Hunting and the Land Ethic

I spent a dozen purple dusks and gilded dawns last December hunkered down in the hoarfrost in coulees, hiding in the rabbitbrush and sage during a late-season Colorado elk hunt. In an area with too many elk and not enough wolves, hunting cow elk provides a powerful conservation tool, because of its effectiveness in thinning herds.

I had convened a science hunt on the High Lonesome Ranch in north-central Colorado. My hunting companions included Michael Soulé, who founded the science of conservation biology, and James Estes, a prominent marine ecologist who studies how predation by sea otters shapes ocean ecosystems. They were veteran hunters, while I was new to hunting. And so these men, who had long mentored me in my science, also mentored me in my first hunt.

As a scientist I study how predation affects whole ecosystems, specifically how wolf predation affects their primary prey elk and how this relationship can influence food webs. Remove an apex predator, such as the wolf, and elk grow more abundant and bold, damaging their habitat by unsustainably consuming vegetation. Lacking apex predators, ecosystems can support fewer species, because the plants that create habitat for these species have been over browsed.

Scientists, such as Aldo Leopold, recognized that apex predators benefit ecosystems in myriad ways by increasing the flow of energy. Yet, given human needs for land use and development, it isn’t possible to have wolves and other apex predators in as many places as they roamed several hundred years ago. In A Sand County Almanac Leopold articulated his land ethic philosophy. He wrote:

“A thing is right if it tends to preserve the integrity, stability, and beauty of the biotic community. It is wrong when it tends otherwise.”

In the 1940s, Leopold was among the first to suggest that hunting by humans, if done properly, can help emulate apex predation. This concept was highly controversial. A lifelong hunter, he had the temerity to suggest harvesting as the most effective way to control the deer population. His suggestion was poorly received by the public. Leopold died long before his ideas about hunting and the land ethic were accepted.

Paradoxically, predation and the primal act of hunting are intrinsic elements of who we are as humans. These relationships are elucidated across the ages in Paleolithic petroglyphs of spear-wielding humans and saber-toothed tigers killing bison. As omnivores, our diet has historically consisted of wild foods harvested from the land, which includes the flesh of other animals. Today, as we strive to live more lightly on the earth, some of us are turning to hunting as both a way to create healthier ecosystems and nourish ourselves with natural, wholesome food.

And so, I got my elk after six days of hard hunting. Afterward, I was filled with gratitude for the gift of this elk. She will feed my family and friends for one year. And her meat tastes of sagebrush and snowy mountains and clear streams and deep wildness—the sort of wildness Aldo Leopold wrote about in his land ethic essay.

Cristina Eisenberg

About Cristina Eisenberg

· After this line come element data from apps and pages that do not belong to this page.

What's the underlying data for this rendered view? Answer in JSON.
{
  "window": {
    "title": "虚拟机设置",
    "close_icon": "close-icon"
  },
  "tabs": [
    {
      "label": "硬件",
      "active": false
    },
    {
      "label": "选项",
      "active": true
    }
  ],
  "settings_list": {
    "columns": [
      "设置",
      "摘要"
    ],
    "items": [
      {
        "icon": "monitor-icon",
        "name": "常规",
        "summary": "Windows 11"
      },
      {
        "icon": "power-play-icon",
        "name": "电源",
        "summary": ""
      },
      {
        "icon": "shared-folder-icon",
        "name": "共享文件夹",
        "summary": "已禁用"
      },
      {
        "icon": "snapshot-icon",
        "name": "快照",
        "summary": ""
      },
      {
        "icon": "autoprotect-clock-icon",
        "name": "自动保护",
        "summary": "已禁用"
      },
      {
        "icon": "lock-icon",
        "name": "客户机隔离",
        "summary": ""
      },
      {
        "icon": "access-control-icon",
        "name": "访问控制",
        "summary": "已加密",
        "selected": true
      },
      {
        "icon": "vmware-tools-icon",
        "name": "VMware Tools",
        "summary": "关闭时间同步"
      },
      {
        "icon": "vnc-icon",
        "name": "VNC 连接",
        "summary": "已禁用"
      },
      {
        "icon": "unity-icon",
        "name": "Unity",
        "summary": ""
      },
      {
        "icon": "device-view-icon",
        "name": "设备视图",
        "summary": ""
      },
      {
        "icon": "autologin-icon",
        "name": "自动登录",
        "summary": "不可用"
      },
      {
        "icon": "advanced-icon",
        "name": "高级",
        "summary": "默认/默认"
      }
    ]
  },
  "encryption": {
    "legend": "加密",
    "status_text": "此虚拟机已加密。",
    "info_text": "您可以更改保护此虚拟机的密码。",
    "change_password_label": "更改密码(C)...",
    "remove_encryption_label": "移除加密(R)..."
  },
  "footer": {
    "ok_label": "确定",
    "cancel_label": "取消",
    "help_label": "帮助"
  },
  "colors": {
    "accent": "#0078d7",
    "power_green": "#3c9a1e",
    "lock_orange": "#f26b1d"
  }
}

Dr. Cristina Eisenberg is a conservation biologist at Oregon State University, a Smithsonian Research Associate, and a Boone and Crockett Fellow who studies how wolves affect forest ecosystems throughout the West. She is the author of The Wolf's Tooth and the new book The Carnivore Way.